- [WORK TO COMPLETE]
No pictures in the copy. Write out the listing below exactly.

- [SUPPLIED RECORDS]
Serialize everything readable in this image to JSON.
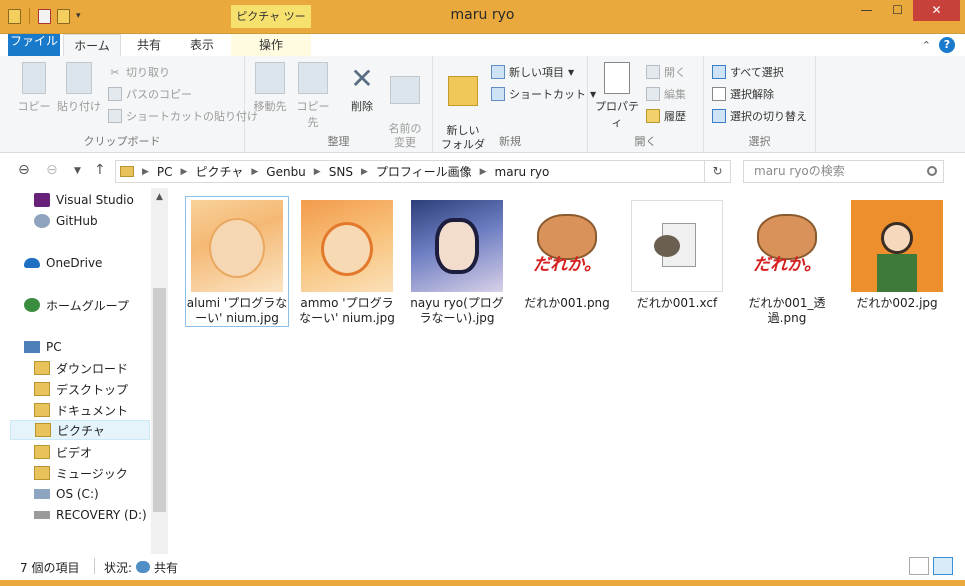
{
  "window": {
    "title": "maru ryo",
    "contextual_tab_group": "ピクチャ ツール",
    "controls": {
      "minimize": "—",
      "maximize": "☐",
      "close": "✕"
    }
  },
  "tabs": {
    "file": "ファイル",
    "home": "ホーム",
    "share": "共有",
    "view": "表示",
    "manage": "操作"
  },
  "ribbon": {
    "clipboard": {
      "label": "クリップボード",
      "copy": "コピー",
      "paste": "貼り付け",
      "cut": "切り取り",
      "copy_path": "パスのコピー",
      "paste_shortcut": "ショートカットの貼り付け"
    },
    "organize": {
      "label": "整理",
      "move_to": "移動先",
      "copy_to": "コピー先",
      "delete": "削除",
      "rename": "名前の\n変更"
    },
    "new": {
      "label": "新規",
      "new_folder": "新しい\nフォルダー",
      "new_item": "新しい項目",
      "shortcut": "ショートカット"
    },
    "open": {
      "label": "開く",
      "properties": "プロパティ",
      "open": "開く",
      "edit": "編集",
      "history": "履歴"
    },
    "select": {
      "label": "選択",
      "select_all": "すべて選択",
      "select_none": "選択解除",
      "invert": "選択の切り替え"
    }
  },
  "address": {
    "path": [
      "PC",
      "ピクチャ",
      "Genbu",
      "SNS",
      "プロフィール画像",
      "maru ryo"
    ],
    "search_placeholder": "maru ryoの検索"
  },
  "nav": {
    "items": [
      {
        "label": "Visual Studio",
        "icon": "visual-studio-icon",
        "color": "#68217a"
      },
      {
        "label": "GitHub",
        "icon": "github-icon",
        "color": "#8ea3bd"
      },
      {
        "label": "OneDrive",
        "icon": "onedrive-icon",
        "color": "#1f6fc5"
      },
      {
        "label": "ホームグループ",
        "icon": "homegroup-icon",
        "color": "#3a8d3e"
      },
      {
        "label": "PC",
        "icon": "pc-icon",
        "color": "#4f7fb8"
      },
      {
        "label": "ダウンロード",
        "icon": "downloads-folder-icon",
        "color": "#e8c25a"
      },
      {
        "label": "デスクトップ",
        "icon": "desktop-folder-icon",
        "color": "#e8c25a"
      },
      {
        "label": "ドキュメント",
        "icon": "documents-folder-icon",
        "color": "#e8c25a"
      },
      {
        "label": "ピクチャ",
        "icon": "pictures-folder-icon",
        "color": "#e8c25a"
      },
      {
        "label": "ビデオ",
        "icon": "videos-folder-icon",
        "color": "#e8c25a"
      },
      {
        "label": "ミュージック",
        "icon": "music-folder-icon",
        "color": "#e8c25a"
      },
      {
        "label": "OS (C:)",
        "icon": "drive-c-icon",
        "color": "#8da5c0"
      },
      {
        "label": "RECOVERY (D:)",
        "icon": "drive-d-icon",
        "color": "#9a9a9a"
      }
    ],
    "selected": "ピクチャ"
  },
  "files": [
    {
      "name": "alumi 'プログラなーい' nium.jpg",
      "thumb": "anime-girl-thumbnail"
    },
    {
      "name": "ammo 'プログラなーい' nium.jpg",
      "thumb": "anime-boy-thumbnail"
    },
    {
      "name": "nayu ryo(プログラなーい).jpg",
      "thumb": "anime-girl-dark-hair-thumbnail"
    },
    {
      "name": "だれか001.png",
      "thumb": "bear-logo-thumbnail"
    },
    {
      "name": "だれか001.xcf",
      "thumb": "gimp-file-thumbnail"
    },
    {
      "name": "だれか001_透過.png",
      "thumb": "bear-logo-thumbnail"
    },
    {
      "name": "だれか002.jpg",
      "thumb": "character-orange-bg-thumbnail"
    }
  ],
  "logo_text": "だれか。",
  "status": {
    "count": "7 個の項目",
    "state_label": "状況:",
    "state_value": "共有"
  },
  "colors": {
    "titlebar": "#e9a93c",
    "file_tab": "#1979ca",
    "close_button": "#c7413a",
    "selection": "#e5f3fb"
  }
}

- [SOLUTION BELOW]
Serialize everything readable in this image to JSON.
{
  "window": {
    "title": "maru ryo",
    "contextual_tab_group": "ピクチャ ツール",
    "controls": {
      "minimize": "—",
      "maximize": "☐",
      "close": "✕"
    }
  },
  "tabs": {
    "file": "ファイル",
    "home": "ホーム",
    "share": "共有",
    "view": "表示",
    "manage": "操作"
  },
  "ribbon": {
    "clipboard": {
      "label": "クリップボード",
      "copy": "コピー",
      "paste": "貼り付け",
      "cut": "切り取り",
      "copy_path": "パスのコピー",
      "paste_shortcut": "ショートカットの貼り付け"
    },
    "organize": {
      "label": "整理",
      "move_to": "移動先",
      "copy_to": "コピー先",
      "delete": "削除",
      "rename": "名前の\n変更"
    },
    "new": {
      "label": "新規",
      "new_folder": "新しい\nフォルダー",
      "new_item": "新しい項目",
      "shortcut": "ショートカット"
    },
    "open": {
      "label": "開く",
      "properties": "プロパティ",
      "open": "開く",
      "edit": "編集",
      "history": "履歴"
    },
    "select": {
      "label": "選択",
      "select_all": "すべて選択",
      "select_none": "選択解除",
      "invert": "選択の切り替え"
    }
  },
  "address": {
    "path": [
      "PC",
      "ピクチャ",
      "Genbu",
      "SNS",
      "プロフィール画像",
      "maru ryo"
    ],
    "search_placeholder": "maru ryoの検索"
  },
  "nav": {
    "items": [
      {
        "label": "Visual Studio",
        "icon": "visual-studio-icon",
        "color": "#68217a"
      },
      {
        "label": "GitHub",
        "icon": "github-icon",
        "color": "#8ea3bd"
      },
      {
        "label": "OneDrive",
        "icon": "onedrive-icon",
        "color": "#1f6fc5"
      },
      {
        "label": "ホームグループ",
        "icon": "homegroup-icon",
        "color": "#3a8d3e"
      },
      {
        "label": "PC",
        "icon": "pc-icon",
        "color": "#4f7fb8"
      },
      {
        "label": "ダウンロード",
        "icon": "downloads-folder-icon",
        "color": "#e8c25a"
      },
      {
        "label": "デスクトップ",
        "icon": "desktop-folder-icon",
        "color": "#e8c25a"
      },
      {
        "label": "ドキュメント",
        "icon": "documents-folder-icon",
        "color": "#e8c25a"
      },
      {
        "label": "ピクチャ",
        "icon": "pictures-folder-icon",
        "color": "#e8c25a"
      },
      {
        "label": "ビデオ",
        "icon": "videos-folder-icon",
        "color": "#e8c25a"
      },
      {
        "label": "ミュージック",
        "icon": "music-folder-icon",
        "color": "#e8c25a"
      },
      {
        "label": "OS (C:)",
        "icon": "drive-c-icon",
        "color": "#8da5c0"
      },
      {
        "label": "RECOVERY (D:)",
        "icon": "drive-d-icon",
        "color": "#9a9a9a"
      }
    ],
    "selected": "ピクチャ"
  },
  "files": [
    {
      "name": "alumi 'プログラなーい' nium.jpg",
      "thumb": "anime-girl-thumbnail"
    },
    {
      "name": "ammo 'プログラなーい' nium.jpg",
      "thumb": "anime-boy-thumbnail"
    },
    {
      "name": "nayu ryo(プログラなーい).jpg",
      "thumb": "anime-girl-dark-hair-thumbnail"
    },
    {
      "name": "だれか001.png",
      "thumb": "bear-logo-thumbnail"
    },
    {
      "name": "だれか001.xcf",
      "thumb": "gimp-file-thumbnail"
    },
    {
      "name": "だれか001_透過.png",
      "thumb": "bear-logo-thumbnail"
    },
    {
      "name": "だれか002.jpg",
      "thumb": "character-orange-bg-thumbnail"
    }
  ],
  "logo_text": "だれか。",
  "status": {
    "count": "7 個の項目",
    "state_label": "状況:",
    "state_value": "共有"
  },
  "colors": {
    "titlebar": "#e9a93c",
    "file_tab": "#1979ca",
    "close_button": "#c7413a",
    "selection": "#e5f3fb"
  }
}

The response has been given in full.